fdisk /dev/sda
d # d to delete a partition
3 # select partition 3 sda3

n # new
p # new partition
3 # choose partition 3

<Enter> # select default value at First sector prompt
<Enter> # select default value at Last sector prompt

a # make partition bootable
3 # select partition 3 to be be bootable
w # write the changes and exit

The output looks like this:

vcsa-01:~ # fdisk /dev/sda

Command (m for help): d
Partition number (1-4): 3

Command (m for help): n
Command action
   e   extended
   p   primary partition (1-4)
Partition number (1-4, default 3): 3
First sector (2377728-31457279, default 2377728):
Using default value 2377728
Last sector, +sectors or +size{K,M,G} (2377728-31457279, default 31457279):
Using default value 31457279

Command (m for help): a
Partition number (1-4): 3

Command (m for help): w
The partition table has been altered!

Calling ioctl() to re-read partition table.

WARNING: Re-reading the partition table failed with error 16: Device or resource busy.
The kernel still uses the old table. The new table will be used at
the next reboot or after you run partprobe(8) or kpartx(8)
Syncing disks.

I naturally ran df -h to check the space but it was not expanded. Look at the Warning at the end of the output. The new partition table will not be active until after a reboot.

After reboot I ran df -h again but it was still the same size. Following onto step 3 of Mike’s post I saw I needed to extend the filesystem (all I had done was alter partition tables). I used the command resize2fs /dev/sda3:

vcsa-01:~ # resize2fs /dev/sda3
resize2fs 1.41.9 (22-Aug-2009)
Filesystem at /dev/sda3 is mounted on /; on-line resizing required
old desc_blocks = 1, new_desc_blocks = 1
Performing an on-line resize of /dev/sda3 to 3634944 (4k) blocks.
The filesystem on /dev/sda3 is now 3634944 blocks long.

and checking using df -h:

vcsa-01:~ # df -h
Filesystem                            Size  Used Avail Use% Mounted on
/dev/sda3                              14G  11G  3G    51% /

Success! Thanks Mike for the excellent post.

I may have fixed the immediate problem, but it was likely to happen again.

The other, easier and less risky way to fix the issue was to delete the dnsmasq.log files:

vcsa-01:/var/log # rm dnsmasq.log-20180204
vcsa-01:/var/log # rm dnsmasq.log-20180128

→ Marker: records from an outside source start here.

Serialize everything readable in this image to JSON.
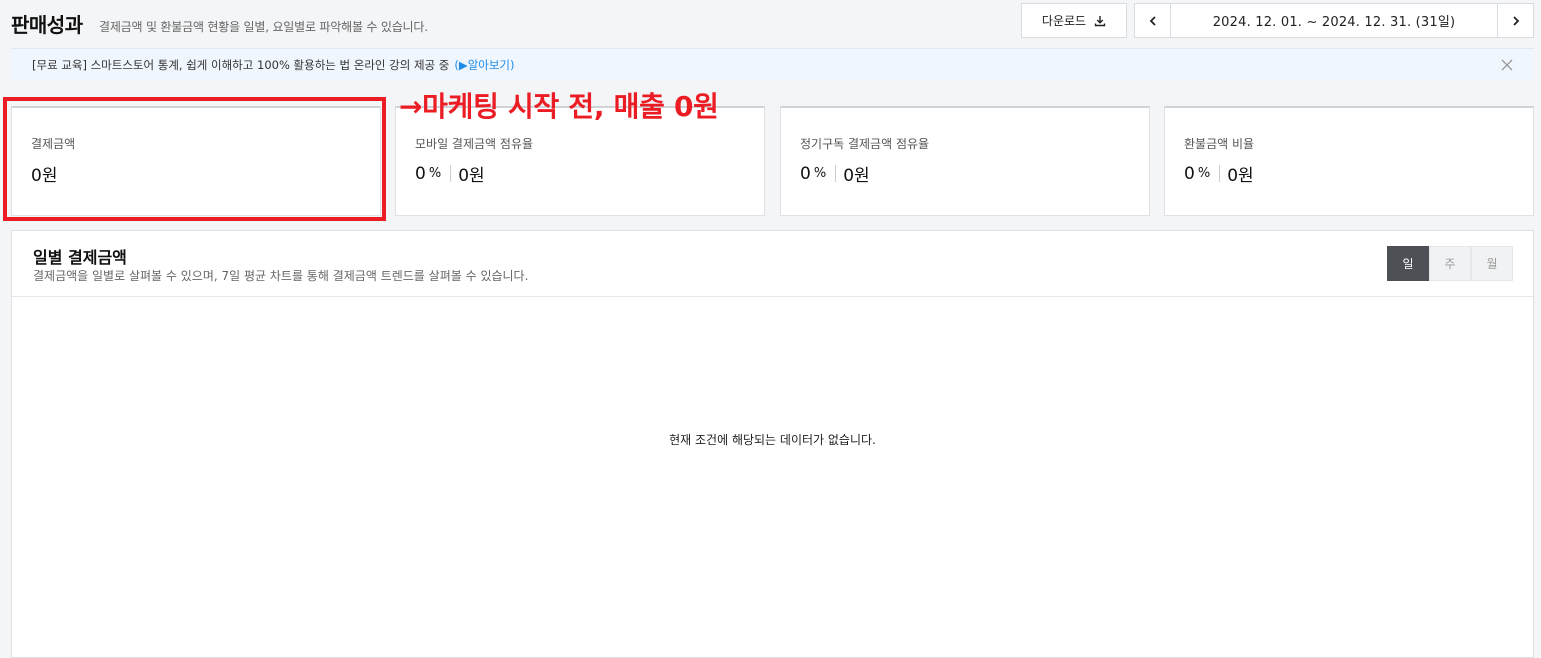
{
  "header": {
    "title": "판매성과",
    "description": "결제금액 및 환불금액 현황을 일별, 요일별로 파악해볼 수 있습니다.",
    "download_label": "다운로드",
    "date_range": "2024. 12. 01. ~ 2024. 12. 31. (31일)"
  },
  "notice": {
    "text": "[무료 교육] 스마트스토어 통계, 쉽게 이해하고 100% 활용하는 법 온라인 강의 제공 중",
    "link": "(▶알아보기)"
  },
  "annotation": "→마케팅 시작 전, 매출 0원",
  "stats": [
    {
      "label": "결제금액",
      "value": "0원"
    },
    {
      "label": "모바일 결제금액 점유율",
      "pct": "0",
      "pct_unit": "%",
      "value": "0원"
    },
    {
      "label": "정기구독 결제금액 점유율",
      "pct": "0",
      "pct_unit": "%",
      "value": "0원"
    },
    {
      "label": "환불금액 비율",
      "pct": "0",
      "pct_unit": "%",
      "value": "0원"
    }
  ],
  "daily": {
    "title": "일별 결제금액",
    "description": "결제금액을 일별로 살펴볼 수 있으며, 7일 평균 차트를 통해 결제금액 트렌드를 살펴볼 수 있습니다.",
    "tabs": [
      {
        "label": "일",
        "active": true
      },
      {
        "label": "주",
        "active": false
      },
      {
        "label": "월",
        "active": false
      }
    ],
    "empty_message": "현재 조건에 해당되는 데이터가 없습니다."
  },
  "colors": {
    "annotation": "#ec1c24",
    "link": "#1f8ce6",
    "active_tab": "#4d5156"
  }
}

The next day I started looking into why the archived dnsmasq.log files where so large. dnsmasq is a lightweight DHCP and caching DNS server so I didn’t know why it was logging so much. It just so happened I was checking Twitter and noticed this conversation between Justin Bias and Adam Eckerle which was exactly the issue I was having. What a coincidence that I saw this the day I was researching the issue. Adam really is a KB search wizard as I didn’t find the referenced KB article either.

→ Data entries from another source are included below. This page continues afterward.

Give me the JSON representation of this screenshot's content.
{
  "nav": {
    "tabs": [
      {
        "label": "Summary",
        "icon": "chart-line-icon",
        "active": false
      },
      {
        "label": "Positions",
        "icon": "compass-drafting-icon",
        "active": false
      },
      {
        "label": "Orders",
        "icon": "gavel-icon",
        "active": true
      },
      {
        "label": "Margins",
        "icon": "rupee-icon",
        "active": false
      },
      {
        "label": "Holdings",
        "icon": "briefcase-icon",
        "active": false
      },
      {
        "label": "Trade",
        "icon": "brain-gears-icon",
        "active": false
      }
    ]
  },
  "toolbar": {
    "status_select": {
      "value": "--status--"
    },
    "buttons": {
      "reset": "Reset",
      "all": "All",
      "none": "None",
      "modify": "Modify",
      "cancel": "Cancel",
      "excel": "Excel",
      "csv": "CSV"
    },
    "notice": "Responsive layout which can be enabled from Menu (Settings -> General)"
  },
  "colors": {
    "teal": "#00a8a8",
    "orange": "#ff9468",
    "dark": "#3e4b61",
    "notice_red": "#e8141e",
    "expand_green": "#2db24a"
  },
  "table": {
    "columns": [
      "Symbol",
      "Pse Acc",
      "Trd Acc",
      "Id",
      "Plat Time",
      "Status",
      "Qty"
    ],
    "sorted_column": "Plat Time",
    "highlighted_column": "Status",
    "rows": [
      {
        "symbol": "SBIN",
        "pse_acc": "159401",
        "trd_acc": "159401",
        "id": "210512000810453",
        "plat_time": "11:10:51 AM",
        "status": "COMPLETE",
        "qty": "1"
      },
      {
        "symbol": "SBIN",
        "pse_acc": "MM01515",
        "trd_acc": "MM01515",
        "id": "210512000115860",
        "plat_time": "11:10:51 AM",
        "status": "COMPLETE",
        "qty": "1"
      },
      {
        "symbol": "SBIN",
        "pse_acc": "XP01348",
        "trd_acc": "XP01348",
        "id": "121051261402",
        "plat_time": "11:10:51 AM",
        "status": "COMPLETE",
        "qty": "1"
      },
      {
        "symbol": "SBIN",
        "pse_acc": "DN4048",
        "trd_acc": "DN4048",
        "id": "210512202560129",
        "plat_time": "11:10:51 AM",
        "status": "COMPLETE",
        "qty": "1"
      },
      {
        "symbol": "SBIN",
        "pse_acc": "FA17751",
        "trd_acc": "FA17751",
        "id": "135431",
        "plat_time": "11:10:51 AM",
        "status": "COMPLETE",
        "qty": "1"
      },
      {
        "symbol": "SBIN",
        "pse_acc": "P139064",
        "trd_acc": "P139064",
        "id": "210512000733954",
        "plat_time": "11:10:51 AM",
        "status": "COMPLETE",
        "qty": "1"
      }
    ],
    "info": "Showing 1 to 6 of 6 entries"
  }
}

The KB article is root partition on the vCenter Server Appliance is full due to dnsmasq.log files (52258). This article details the workaround as there is no permanent fix and is a known issue. The workaround is in two parts.

The first part is to modify the log rotation options for dnsmasq. This is done by using vi to edit /etc/logrotate.d/dnsmasq to change it to match (I’ve put a comment on the lines you need to change):

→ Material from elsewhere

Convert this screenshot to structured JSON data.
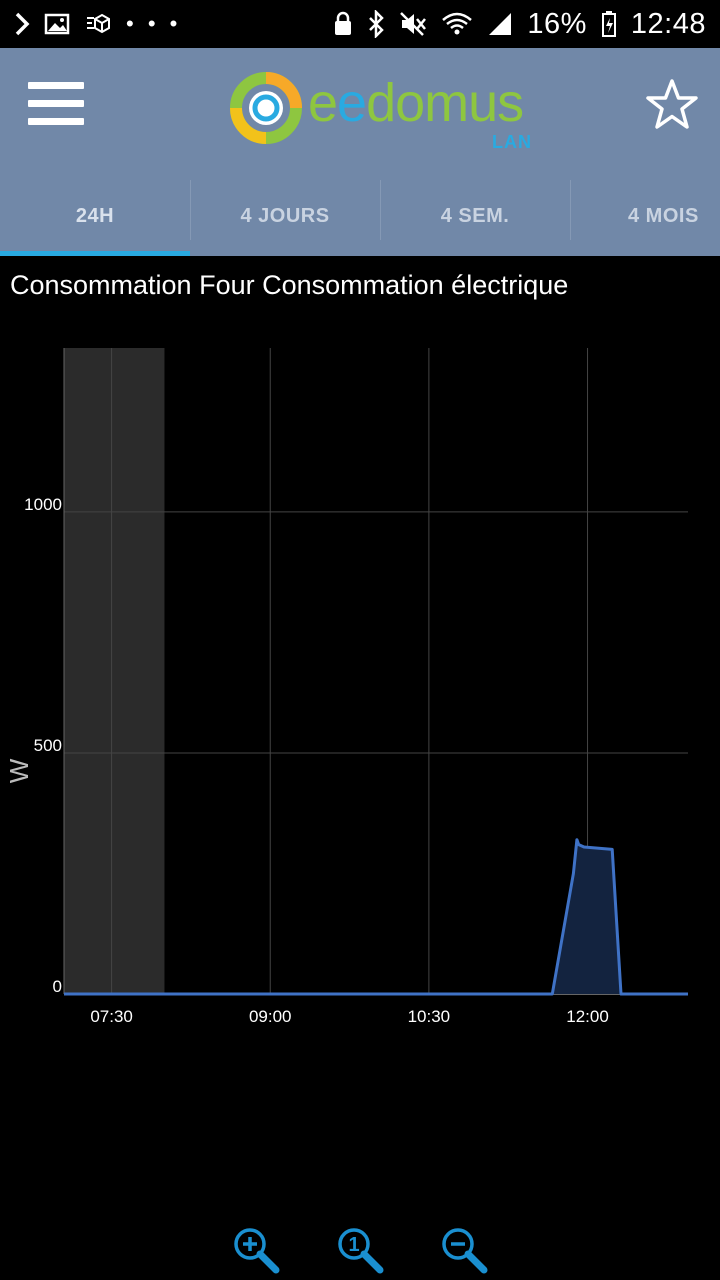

/var/log/vmware/dnsmasq.log {
nodateext # added to file
daily # changed from weekly
compress #changed from delaycompress
maxsize 5M # added to file
rotate 5 # added to file
[ ! -f /var/run/ ] || kill -USR2 `cat /var/run/`
create 0640 dnsmasq dnsmasq

Next is to move the dnsmasq.log files to the correct disk. Use vi to edit /etc/dnsmasq.conf and change the following line to match:


Finally restart the dnsmasq service:

vcsa-01:~ # service dnsmasq restart
Shutting name service masq caching server
Starting name service masq caching server

Since then the dnsmasq.log files have been under control.


The real purpose of this post was the highlight the KB article for controlling the dnsmasq log files. If it wasn’t for Adam Eckerle Tweet I am not sure I would have found the article - and I consider my Google searching skills pretty good. Also thanks to Mike Preston for the new knowledge in expanding the /dev/sda3 partition.

This is the third time I have had issues with disk space in a vCSA v6.0 so please be mindful of the partitions filling up and giving you problems. Monitor them closely and in particular the /storage/log and /storage/db disks.